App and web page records
>>>

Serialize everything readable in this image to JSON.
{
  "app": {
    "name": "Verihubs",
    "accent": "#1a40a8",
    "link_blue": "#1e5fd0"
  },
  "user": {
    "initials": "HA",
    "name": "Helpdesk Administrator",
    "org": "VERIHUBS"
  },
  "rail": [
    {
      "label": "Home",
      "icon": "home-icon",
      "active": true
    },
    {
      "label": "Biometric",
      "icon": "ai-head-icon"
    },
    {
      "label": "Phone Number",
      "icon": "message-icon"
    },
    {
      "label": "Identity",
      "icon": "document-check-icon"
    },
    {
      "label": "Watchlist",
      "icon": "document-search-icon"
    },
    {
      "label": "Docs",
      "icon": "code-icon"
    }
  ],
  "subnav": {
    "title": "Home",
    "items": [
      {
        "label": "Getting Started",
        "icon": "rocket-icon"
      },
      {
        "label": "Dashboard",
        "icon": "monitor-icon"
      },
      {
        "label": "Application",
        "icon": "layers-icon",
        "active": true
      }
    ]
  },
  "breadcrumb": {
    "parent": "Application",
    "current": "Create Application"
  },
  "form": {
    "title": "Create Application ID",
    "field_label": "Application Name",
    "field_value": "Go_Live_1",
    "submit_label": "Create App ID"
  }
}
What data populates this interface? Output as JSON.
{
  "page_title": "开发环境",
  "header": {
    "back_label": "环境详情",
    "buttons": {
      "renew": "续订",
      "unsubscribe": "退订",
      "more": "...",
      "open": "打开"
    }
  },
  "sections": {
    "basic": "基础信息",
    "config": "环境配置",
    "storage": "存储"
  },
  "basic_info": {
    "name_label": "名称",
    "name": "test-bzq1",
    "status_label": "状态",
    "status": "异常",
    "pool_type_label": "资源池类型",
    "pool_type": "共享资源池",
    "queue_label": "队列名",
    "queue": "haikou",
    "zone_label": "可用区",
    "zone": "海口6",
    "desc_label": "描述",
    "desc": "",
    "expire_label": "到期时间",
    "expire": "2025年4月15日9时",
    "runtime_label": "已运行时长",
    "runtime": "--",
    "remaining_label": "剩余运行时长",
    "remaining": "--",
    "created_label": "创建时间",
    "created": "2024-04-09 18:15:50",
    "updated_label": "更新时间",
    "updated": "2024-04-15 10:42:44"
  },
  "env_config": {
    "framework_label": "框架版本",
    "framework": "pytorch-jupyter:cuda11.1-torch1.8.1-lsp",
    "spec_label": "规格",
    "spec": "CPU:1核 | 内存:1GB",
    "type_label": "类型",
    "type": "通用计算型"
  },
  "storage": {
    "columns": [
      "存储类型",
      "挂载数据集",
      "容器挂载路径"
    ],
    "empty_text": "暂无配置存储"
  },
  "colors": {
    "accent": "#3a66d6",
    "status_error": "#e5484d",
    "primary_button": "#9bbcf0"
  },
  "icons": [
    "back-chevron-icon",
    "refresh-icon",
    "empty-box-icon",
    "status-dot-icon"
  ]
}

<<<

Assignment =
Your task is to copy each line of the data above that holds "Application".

Result =
        "label": "Application",
    "parent": "Application",
    "current": "Create Application"
    "title": "Create Application ID",
    "field_label": "Application Name",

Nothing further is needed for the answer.